“We must work together because the challenge we are facing is enormous. The figures are shocking. On this day we are saying NO to abuse and violence against children. Not under our watch,” Gauteng Premier David Makhura said.
According to a Report compiled by the Save the Children organisation, titled Violence Unwrapped, The Social and Economic Burden of Violence against Children in South Africa, one in every three young people would have experienced sexual abuse in their lifetime.
The Gauteng government said they were committed to dealing with violence against children.
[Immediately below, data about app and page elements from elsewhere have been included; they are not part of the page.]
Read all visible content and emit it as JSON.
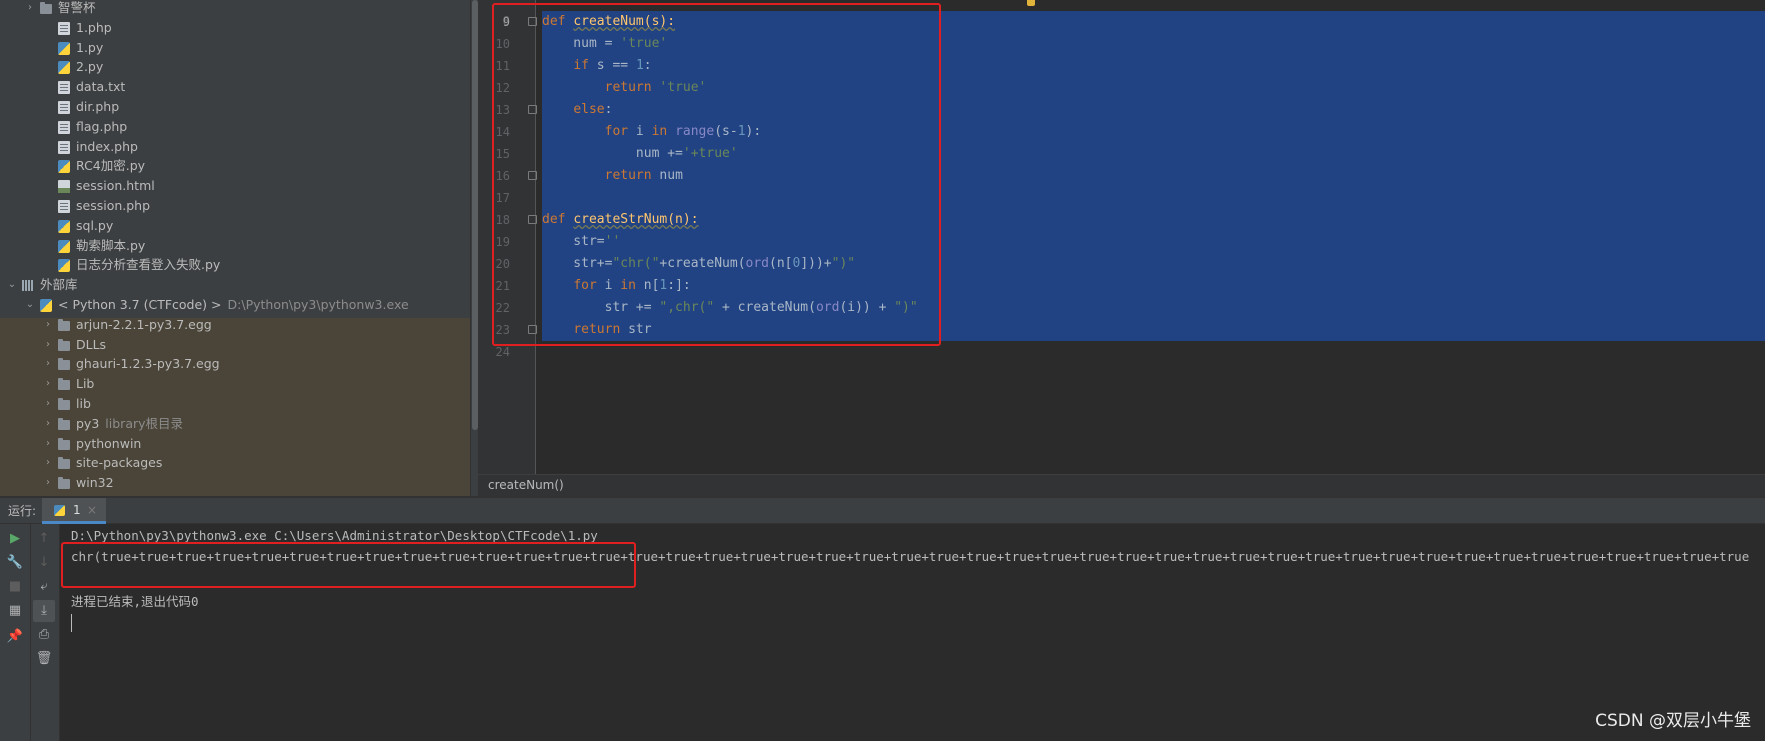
{
  "project_tree": {
    "items": [
      {
        "label": "智警杯",
        "type": "folder",
        "indent": 1,
        "arrow": "›",
        "hint": ""
      },
      {
        "label": "1.php",
        "type": "file",
        "indent": 2,
        "arrow": "",
        "hint": ""
      },
      {
        "label": "1.py",
        "type": "py",
        "indent": 2,
        "arrow": "",
        "hint": ""
      },
      {
        "label": "2.py",
        "type": "py",
        "indent": 2,
        "arrow": "",
        "hint": ""
      },
      {
        "label": "data.txt",
        "type": "file",
        "indent": 2,
        "arrow": "",
        "hint": ""
      },
      {
        "label": "dir.php",
        "type": "file",
        "indent": 2,
        "arrow": "",
        "hint": ""
      },
      {
        "label": "flag.php",
        "type": "file",
        "indent": 2,
        "arrow": "",
        "hint": ""
      },
      {
        "label": "index.php",
        "type": "file",
        "indent": 2,
        "arrow": "",
        "hint": ""
      },
      {
        "label": "RC4加密.py",
        "type": "py",
        "indent": 2,
        "arrow": "",
        "hint": ""
      },
      {
        "label": "session.html",
        "type": "html",
        "indent": 2,
        "arrow": "",
        "hint": ""
      },
      {
        "label": "session.php",
        "type": "file",
        "indent": 2,
        "arrow": "",
        "hint": ""
      },
      {
        "label": "sql.py",
        "type": "py",
        "indent": 2,
        "arrow": "",
        "hint": ""
      },
      {
        "label": "勒索脚本.py",
        "type": "py",
        "indent": 2,
        "arrow": "",
        "hint": ""
      },
      {
        "label": "日志分析查看登入失败.py",
        "type": "py",
        "indent": 2,
        "arrow": "",
        "hint": ""
      },
      {
        "label": "外部库",
        "type": "lib",
        "indent": 0,
        "arrow": "⌄",
        "hint": ""
      },
      {
        "label": "< Python 3.7 (CTFcode) >",
        "type": "py",
        "indent": 1,
        "arrow": "⌄",
        "hint": "D:\\Python\\py3\\pythonw3.exe"
      },
      {
        "label": "arjun-2.2.1-py3.7.egg",
        "type": "folder",
        "indent": 2,
        "arrow": "›",
        "hint": ""
      },
      {
        "label": "DLLs",
        "type": "folder",
        "indent": 2,
        "arrow": "›",
        "hint": ""
      },
      {
        "label": "ghauri-1.2.3-py3.7.egg",
        "type": "folder",
        "indent": 2,
        "arrow": "›",
        "hint": ""
      },
      {
        "label": "Lib",
        "type": "folder",
        "indent": 2,
        "arrow": "›",
        "hint": ""
      },
      {
        "label": "lib",
        "type": "folder",
        "indent": 2,
        "arrow": "›",
        "hint": ""
      },
      {
        "label": "py3",
        "type": "folder",
        "indent": 2,
        "arrow": "›",
        "hint": "library根目录"
      },
      {
        "label": "pythonwin",
        "type": "folder",
        "indent": 2,
        "arrow": "›",
        "hint": ""
      },
      {
        "label": "site-packages",
        "type": "folder",
        "indent": 2,
        "arrow": "›",
        "hint": ""
      },
      {
        "label": "win32",
        "type": "folder",
        "indent": 2,
        "arrow": "›",
        "hint": ""
      }
    ]
  },
  "editor": {
    "top_partial_line": "8",
    "current_line": "9",
    "lines": [
      {
        "n": "9",
        "sel": true,
        "fold": true,
        "html": "<span class=\"kw\">def</span> <span class=\"fn\">createNum(s):</span>"
      },
      {
        "n": "10",
        "sel": true,
        "fold": false,
        "html": "    num = <span class=\"str\">'true'</span>"
      },
      {
        "n": "11",
        "sel": true,
        "fold": false,
        "html": "    <span class=\"kw\">if</span> s == <span class=\"num\">1</span>:"
      },
      {
        "n": "12",
        "sel": true,
        "fold": false,
        "html": "        <span class=\"kw\">return</span> <span class=\"str\">'true'</span>"
      },
      {
        "n": "13",
        "sel": true,
        "fold": true,
        "html": "    <span class=\"kw\">else</span>:"
      },
      {
        "n": "14",
        "sel": true,
        "fold": false,
        "html": "        <span class=\"kw\">for</span> i <span class=\"kw\">in</span> <span class=\"bi\">range</span>(s-<span class=\"num\">1</span>):"
      },
      {
        "n": "15",
        "sel": true,
        "fold": false,
        "html": "            num +=<span class=\"str\">'+true'</span>"
      },
      {
        "n": "16",
        "sel": true,
        "fold": true,
        "html": "        <span class=\"kw\">return</span> num"
      },
      {
        "n": "17",
        "sel": true,
        "fold": false,
        "html": ""
      },
      {
        "n": "18",
        "sel": true,
        "fold": true,
        "html": "<span class=\"kw\">def</span> <span class=\"fn\">createStrNum(n):</span>"
      },
      {
        "n": "19",
        "sel": true,
        "fold": false,
        "html": "    str=<span class=\"str\">''</span>"
      },
      {
        "n": "20",
        "sel": true,
        "fold": false,
        "html": "    str+=<span class=\"str\">\"chr(\"</span>+createNum(<span class=\"bi\">ord</span>(n[<span class=\"num\">0</span>]))+<span class=\"str\">\")\"</span>"
      },
      {
        "n": "21",
        "sel": true,
        "fold": false,
        "html": "    <span class=\"kw\">for</span> i <span class=\"kw\">in</span> n[<span class=\"num\">1</span>:]:"
      },
      {
        "n": "22",
        "sel": true,
        "fold": false,
        "html": "        str += <span class=\"str\">\",chr(\"</span> + createNum(<span class=\"bi\">ord</span>(i)) + <span class=\"str\">\")\"</span>"
      },
      {
        "n": "23",
        "sel": true,
        "fold": true,
        "html": "    <span class=\"kw\">return</span> str"
      },
      {
        "n": "24",
        "sel": false,
        "fold": false,
        "html": ""
      }
    ]
  },
  "breadcrumb": {
    "text": "createNum()"
  },
  "run": {
    "label": "运行:",
    "tab_name": "1",
    "tab_close": "×",
    "console": {
      "command": "D:\\Python\\py3\\pythonw3.exe C:\\Users\\Administrator\\Desktop\\CTFcode\\1.py",
      "output": "chr(true+true+true+true+true+true+true+true+true+true+true+true+true+true+true+true+true+true+true+true+true+true+true+true+true+true+true+true+true+true+true+true+true+true+true+true+true+true+true+true+true+true+true+true",
      "exit": "进程已结束,退出代码0"
    }
  },
  "icons": {
    "run": "play-icon",
    "settings": "wrench-icon",
    "stop": "stop-icon",
    "layout": "layout-icon",
    "pin": "pin-icon",
    "up": "up-arrow-icon",
    "down": "down-arrow-icon",
    "wrap": "soft-wrap-icon",
    "scroll_end": "scroll-to-end-icon",
    "print": "print-icon",
    "trash": "trash-icon"
  },
  "colors": {
    "selection": "#214283",
    "annotation_box": "#e02020",
    "tab_underline": "#4a88c7"
  },
  "watermark": "CSDN @双层小牛堡"
}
Makhura and Community Safety MEC Sizakele Nkosi-Malobane reaffirmed that commitment at Constitutional Hill.
A 2015 study conducted by the Optimus Foundation and the University of Cape Town showed that 23.1 percent of young people reported exposure to family violence, 44.5 percent had experienced theft and 26.2 percent had been robbed.
The Premier and the MEC unveiled a sculpture, containing messages on violence against children that had been placed at Constitutional Hill for the duration of the 16 Days campaign earlier on Friday.
Save the children has also called on policy makers to invest in prevention of violence against children.
The Gauteng Government said they were currently responding to issues of social transformation and Save the Children will continue to work with government to ensure that South Africa and Gauteng becomes a safer place for children.
Makhura acknowledged the ground-breaking study undertaken by the organisation.
“It will go a long way in helping us to understand the conditions and challenges facing our children so that we can design appropriate interventions,” Makhura said.
Government said they were also intervening to build a safer Gauteng for children by implementing the Gauteng Safety Strategy which had a specific focus on social crime prevention.
The plight of children whose mothers were victims of gender-based were also a priority for government and eligible children who are in shelters must receive serious support to complete schooling and further their studies beyond grade 12.
African News Agency